» **WHAT IS EXPECTED**
In the records below, find every line with the word "JSON" and copy it.

Items from a data source:
☆ ☆ ☆ ☆
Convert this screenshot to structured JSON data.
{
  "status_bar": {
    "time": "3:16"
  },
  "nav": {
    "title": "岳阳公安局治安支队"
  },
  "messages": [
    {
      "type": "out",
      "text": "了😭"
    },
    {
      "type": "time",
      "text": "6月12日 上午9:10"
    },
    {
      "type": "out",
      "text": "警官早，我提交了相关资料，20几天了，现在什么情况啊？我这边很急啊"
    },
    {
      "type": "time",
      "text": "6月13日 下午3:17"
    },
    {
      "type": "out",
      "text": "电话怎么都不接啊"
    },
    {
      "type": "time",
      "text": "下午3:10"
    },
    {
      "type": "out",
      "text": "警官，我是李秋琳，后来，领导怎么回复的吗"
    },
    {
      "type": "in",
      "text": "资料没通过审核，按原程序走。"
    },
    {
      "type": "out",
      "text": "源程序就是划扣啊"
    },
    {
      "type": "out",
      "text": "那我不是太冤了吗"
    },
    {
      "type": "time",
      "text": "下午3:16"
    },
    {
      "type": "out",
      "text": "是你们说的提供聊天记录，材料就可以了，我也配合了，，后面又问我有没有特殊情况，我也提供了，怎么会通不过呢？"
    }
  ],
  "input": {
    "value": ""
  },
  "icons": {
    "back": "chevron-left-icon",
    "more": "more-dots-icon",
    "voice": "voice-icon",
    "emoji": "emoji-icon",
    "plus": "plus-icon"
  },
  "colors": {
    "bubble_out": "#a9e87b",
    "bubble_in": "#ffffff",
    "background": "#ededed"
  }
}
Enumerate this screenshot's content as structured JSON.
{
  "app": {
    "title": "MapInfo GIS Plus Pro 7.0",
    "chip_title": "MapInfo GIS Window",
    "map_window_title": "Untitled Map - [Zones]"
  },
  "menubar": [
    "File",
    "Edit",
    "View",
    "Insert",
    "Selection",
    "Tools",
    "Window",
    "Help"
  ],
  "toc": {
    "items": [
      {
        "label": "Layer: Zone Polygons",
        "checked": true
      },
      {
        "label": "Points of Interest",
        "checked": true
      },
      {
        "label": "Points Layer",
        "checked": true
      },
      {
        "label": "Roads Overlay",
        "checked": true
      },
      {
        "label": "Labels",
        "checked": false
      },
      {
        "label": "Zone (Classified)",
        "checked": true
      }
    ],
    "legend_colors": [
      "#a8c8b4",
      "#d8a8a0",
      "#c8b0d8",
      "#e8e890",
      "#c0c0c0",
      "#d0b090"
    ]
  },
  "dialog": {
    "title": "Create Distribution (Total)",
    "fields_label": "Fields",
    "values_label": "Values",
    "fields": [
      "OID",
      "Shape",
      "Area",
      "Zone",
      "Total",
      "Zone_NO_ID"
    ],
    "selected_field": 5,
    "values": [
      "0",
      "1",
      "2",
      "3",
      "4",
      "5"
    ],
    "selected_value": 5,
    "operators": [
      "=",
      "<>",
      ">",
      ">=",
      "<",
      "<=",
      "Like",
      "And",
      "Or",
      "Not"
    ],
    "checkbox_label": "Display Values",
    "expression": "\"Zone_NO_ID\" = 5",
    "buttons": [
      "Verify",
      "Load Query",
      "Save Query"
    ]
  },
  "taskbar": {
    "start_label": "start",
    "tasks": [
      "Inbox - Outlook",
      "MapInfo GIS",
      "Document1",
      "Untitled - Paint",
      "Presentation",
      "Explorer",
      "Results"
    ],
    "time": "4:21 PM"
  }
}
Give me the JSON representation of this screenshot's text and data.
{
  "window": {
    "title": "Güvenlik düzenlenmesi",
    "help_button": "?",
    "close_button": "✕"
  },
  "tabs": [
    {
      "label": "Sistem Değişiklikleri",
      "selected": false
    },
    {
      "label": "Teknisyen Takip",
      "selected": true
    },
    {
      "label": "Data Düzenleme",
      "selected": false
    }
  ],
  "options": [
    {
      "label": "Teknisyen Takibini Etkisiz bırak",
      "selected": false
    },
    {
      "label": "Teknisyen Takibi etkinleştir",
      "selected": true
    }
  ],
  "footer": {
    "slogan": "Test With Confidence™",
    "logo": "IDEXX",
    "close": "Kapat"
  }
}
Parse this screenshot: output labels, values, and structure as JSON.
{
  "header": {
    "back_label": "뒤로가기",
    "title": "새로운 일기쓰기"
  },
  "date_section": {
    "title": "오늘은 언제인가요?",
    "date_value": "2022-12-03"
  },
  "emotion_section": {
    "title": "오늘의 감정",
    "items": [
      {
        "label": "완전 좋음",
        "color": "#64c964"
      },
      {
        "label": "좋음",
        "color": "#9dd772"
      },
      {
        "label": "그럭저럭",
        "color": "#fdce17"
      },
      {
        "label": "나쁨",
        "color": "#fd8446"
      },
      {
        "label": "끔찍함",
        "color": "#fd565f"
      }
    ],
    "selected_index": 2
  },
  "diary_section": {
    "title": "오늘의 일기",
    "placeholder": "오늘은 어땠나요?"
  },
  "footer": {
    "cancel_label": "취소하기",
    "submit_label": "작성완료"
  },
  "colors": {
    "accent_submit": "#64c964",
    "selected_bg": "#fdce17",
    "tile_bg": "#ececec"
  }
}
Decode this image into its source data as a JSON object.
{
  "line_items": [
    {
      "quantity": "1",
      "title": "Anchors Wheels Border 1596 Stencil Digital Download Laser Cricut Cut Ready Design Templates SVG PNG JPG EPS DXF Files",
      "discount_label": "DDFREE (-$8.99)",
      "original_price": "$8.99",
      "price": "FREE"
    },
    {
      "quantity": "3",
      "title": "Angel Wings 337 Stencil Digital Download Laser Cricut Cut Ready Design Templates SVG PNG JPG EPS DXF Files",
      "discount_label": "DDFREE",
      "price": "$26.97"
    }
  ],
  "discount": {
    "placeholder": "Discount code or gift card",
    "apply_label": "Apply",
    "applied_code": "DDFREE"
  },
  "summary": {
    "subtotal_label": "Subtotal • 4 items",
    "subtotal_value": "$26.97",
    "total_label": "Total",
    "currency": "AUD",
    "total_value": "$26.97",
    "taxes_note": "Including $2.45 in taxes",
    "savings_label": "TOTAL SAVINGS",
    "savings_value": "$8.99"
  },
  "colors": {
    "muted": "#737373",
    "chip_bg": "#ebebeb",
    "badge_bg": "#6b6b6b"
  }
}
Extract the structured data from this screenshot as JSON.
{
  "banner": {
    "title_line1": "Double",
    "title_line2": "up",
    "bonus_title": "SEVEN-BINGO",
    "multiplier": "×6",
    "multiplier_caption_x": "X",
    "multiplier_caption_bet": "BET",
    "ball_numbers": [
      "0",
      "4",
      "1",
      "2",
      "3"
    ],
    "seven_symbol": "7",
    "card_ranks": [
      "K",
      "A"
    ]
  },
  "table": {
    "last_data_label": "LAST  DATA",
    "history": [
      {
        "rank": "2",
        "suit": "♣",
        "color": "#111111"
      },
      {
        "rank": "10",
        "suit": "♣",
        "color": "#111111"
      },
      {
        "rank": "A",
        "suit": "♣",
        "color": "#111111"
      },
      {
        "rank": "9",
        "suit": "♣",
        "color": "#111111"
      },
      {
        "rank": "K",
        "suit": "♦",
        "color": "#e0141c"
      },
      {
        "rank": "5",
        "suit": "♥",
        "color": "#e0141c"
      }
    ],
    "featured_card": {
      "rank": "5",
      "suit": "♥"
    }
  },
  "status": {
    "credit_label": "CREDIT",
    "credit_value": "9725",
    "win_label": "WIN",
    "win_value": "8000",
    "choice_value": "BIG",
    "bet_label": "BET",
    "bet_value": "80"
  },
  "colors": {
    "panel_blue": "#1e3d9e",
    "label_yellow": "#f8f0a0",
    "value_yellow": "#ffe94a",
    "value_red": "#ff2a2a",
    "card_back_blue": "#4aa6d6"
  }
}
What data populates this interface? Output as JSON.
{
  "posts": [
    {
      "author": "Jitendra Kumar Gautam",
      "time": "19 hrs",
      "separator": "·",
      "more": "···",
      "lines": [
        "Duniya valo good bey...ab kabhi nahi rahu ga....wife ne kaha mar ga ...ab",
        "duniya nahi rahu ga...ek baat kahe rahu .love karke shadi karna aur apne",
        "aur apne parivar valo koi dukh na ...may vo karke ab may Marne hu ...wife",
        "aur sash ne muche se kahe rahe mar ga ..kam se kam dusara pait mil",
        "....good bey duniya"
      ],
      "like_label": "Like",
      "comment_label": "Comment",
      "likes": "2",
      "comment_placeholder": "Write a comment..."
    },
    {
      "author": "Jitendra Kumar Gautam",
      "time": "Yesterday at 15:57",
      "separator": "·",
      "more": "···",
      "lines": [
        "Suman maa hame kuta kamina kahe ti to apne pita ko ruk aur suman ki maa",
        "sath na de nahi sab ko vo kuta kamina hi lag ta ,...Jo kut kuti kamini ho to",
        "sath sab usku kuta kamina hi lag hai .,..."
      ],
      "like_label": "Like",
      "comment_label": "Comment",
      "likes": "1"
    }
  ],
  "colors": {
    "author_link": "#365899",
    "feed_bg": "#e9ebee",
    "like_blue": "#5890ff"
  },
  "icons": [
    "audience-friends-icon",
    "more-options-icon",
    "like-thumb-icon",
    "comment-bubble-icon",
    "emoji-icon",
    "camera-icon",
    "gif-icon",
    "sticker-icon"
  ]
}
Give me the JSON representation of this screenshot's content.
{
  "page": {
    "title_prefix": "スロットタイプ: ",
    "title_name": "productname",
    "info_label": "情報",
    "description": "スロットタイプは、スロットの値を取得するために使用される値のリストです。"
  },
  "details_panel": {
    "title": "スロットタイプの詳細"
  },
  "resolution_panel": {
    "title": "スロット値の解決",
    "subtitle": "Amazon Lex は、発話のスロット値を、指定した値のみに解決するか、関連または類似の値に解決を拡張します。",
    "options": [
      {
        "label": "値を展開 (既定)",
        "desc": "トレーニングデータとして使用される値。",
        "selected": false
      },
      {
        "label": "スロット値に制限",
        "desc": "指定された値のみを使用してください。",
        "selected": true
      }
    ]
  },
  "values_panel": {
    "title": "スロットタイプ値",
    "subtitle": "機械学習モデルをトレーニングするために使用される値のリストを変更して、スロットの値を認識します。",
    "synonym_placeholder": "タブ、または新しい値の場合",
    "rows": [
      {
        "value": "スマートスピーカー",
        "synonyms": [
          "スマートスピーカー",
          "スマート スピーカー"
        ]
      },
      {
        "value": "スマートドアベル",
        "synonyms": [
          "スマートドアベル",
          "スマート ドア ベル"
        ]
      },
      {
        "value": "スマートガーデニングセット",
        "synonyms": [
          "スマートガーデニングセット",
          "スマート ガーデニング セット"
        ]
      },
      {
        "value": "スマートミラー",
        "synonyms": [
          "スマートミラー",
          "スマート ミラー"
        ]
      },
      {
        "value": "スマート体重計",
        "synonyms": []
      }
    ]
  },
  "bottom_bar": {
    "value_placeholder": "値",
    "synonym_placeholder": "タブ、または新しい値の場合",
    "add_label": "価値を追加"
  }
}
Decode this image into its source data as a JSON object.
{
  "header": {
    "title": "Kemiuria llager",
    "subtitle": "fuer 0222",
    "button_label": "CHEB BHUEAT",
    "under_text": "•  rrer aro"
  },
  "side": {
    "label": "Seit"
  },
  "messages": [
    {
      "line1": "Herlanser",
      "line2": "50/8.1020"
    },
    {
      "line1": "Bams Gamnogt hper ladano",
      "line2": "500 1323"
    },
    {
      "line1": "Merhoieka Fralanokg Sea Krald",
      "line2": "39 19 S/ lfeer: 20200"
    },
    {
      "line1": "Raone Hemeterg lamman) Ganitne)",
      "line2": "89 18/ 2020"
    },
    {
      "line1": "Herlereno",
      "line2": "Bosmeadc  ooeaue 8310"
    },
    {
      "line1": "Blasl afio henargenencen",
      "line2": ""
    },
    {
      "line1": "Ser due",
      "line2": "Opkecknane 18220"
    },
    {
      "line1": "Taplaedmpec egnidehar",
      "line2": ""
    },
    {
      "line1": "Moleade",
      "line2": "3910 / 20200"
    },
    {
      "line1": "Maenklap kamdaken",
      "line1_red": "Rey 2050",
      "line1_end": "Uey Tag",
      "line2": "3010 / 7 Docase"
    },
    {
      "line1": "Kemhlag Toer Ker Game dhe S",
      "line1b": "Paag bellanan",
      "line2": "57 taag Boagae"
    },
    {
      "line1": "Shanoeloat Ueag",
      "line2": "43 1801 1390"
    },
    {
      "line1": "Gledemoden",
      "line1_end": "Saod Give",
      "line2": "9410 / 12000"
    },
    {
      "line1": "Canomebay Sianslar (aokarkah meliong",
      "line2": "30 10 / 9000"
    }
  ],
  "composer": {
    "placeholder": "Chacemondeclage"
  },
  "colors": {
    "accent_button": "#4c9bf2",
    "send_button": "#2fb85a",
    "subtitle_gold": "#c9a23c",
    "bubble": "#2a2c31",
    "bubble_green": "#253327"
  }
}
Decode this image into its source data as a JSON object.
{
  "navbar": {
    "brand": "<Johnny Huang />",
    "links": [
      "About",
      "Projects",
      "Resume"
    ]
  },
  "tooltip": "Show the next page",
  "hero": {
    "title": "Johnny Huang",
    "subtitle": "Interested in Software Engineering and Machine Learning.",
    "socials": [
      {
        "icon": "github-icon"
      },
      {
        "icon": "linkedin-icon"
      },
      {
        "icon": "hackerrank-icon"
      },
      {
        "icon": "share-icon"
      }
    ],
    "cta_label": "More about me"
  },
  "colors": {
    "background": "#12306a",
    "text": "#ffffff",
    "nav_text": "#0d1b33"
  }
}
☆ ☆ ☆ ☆
» **ANSWER SPACE**
Convert this screenshot to structured JSON data.
Enumerate this screenshot's content as structured JSON.
Give me the JSON representation of this screenshot's text and data.
Parse this screenshot: output labels, values, and structure as JSON.
Decode this image into its source data as a JSON object.
Extract the structured data from this screenshot as JSON.
What data populates this interface? Output as JSON.
Give me the JSON representation of this screenshot's content.
Decode this image into its source data as a JSON object.
Decode this image into its source data as a JSON object.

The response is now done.